This is the ninth year of St Olaf College’s work at Antiochia ad Cragum, near modern Gazipaşa (ancient Selinous) in Antalya Province, Turkey.  Since 2012 St Olaf has worked with the Antiochia ad Cragum Archaeological Research Project (ACARP).

Antiochia ad Cragum has a long and storied history, beginning as a pirate haven in the late second century BCE, becoming a Roman city in 41 CE, reaching its height around 200 CE, and finally reaching its end around 800 CE.   Throughout, Antiochia remained an important commercial and administrative center. Even after Christianity had spread across Anatolia and many sites began to decline, Antiochia prospered, continuing its role as a social and political center, though now the seat of a Christian bishop. This rich site has remained largely unexcavated until the 21st Century when, in 2007, ACARP gained permission from the Turkish Ministry of Culture and Tourism to begin work.  Since then ACARP teams have uncovered or identified a large bath complex with a 1,600 square-foot mosaic floor, the largest in this part of Turkey, a dirty joke toilet mosaic, a Christian basilica, a colonnaded street, monumental tombs, a temple, one of the earliest Christian churches and baptistry complexes ever discovered in Turkey and numerous other structures yet to be identified.

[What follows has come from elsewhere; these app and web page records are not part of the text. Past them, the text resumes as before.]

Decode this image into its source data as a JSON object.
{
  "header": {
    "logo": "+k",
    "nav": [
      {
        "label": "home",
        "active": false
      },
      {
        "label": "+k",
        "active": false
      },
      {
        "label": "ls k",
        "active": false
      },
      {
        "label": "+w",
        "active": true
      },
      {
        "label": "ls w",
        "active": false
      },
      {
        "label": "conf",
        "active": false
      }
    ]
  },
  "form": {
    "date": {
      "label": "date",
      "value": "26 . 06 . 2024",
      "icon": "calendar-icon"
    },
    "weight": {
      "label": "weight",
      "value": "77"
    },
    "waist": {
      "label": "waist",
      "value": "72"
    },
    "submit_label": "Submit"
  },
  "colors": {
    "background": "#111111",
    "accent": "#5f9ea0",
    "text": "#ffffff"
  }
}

Since 2013, the St Olaf team of students and field supervisors concentrated on opening new parts of the site in the religious and public areas on the Acropolis. In 2018, the St Olaf team uncovered an early Christian baptistry and early Imperial/Hellenistic fortifications, used by the Cilician pirates. All of their progress uncovering the early 5th-8th Century Christian worship complex and 1st Century fortress can be seen through their research blog.

During the 2022 season, the St Olaf team will continue work on the Christian and Pirate sections of the Acropolis, focusing on domestic quarters and fortifications. We will also begin a formal lab analysis of the animal bones to determine food, husbandry and agricultural practice.

View of Antiochia ad Cragum site, looking on baths and temple